◆ Prompt:
Whenever a line in the material below includes "posted", copy that line.

# # # #

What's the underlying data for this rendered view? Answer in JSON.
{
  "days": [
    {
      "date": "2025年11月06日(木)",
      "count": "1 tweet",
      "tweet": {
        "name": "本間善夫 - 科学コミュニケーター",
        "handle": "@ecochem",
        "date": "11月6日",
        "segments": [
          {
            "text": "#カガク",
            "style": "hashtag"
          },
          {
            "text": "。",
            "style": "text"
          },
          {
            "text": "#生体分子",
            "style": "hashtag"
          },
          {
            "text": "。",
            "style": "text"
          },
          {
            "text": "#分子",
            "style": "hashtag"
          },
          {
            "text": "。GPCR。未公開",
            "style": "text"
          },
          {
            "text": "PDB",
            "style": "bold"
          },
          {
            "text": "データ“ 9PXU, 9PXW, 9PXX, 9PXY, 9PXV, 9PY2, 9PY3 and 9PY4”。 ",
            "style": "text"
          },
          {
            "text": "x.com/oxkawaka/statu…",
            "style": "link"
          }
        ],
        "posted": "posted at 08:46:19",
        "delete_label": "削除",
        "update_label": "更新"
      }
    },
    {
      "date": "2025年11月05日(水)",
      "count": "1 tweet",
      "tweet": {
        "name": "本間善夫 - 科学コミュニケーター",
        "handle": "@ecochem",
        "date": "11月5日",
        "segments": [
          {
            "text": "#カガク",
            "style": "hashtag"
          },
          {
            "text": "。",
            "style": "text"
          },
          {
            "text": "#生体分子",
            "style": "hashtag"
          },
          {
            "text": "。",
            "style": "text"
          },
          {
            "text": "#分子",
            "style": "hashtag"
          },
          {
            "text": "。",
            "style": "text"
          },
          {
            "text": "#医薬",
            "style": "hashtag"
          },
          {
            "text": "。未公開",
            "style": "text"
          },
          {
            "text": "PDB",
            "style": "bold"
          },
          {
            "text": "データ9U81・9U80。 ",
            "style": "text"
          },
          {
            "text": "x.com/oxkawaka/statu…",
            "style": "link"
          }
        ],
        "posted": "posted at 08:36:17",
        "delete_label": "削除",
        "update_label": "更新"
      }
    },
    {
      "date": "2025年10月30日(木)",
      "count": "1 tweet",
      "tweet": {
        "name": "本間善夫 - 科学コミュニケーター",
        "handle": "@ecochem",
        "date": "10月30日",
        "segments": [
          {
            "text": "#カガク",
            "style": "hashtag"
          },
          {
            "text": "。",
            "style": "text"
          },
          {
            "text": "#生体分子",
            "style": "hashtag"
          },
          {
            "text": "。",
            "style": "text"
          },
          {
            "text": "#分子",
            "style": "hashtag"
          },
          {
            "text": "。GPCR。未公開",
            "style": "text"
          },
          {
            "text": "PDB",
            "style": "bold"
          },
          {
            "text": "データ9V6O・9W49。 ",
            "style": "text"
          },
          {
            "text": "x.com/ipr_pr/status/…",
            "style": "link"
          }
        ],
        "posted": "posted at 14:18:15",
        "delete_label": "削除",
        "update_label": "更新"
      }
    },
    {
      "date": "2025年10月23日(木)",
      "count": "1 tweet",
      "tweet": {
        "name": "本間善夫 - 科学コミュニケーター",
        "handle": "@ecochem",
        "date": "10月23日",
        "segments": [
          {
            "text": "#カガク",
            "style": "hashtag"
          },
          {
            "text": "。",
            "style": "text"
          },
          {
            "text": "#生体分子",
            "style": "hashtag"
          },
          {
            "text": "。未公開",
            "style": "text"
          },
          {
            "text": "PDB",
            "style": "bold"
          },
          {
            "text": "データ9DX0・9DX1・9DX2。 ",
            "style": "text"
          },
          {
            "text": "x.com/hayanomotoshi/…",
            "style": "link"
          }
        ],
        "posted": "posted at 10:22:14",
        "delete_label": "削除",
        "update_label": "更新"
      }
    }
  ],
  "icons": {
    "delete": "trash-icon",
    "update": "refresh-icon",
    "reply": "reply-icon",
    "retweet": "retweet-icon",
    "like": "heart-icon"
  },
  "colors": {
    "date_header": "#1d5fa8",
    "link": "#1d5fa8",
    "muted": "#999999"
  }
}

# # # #

◆ Problem solution:
        "posted": "posted at 08:46:19",
        "posted": "posted at 08:36:17",
        "posted": "posted at 14:18:15",
        "posted": "posted at 10:22:14",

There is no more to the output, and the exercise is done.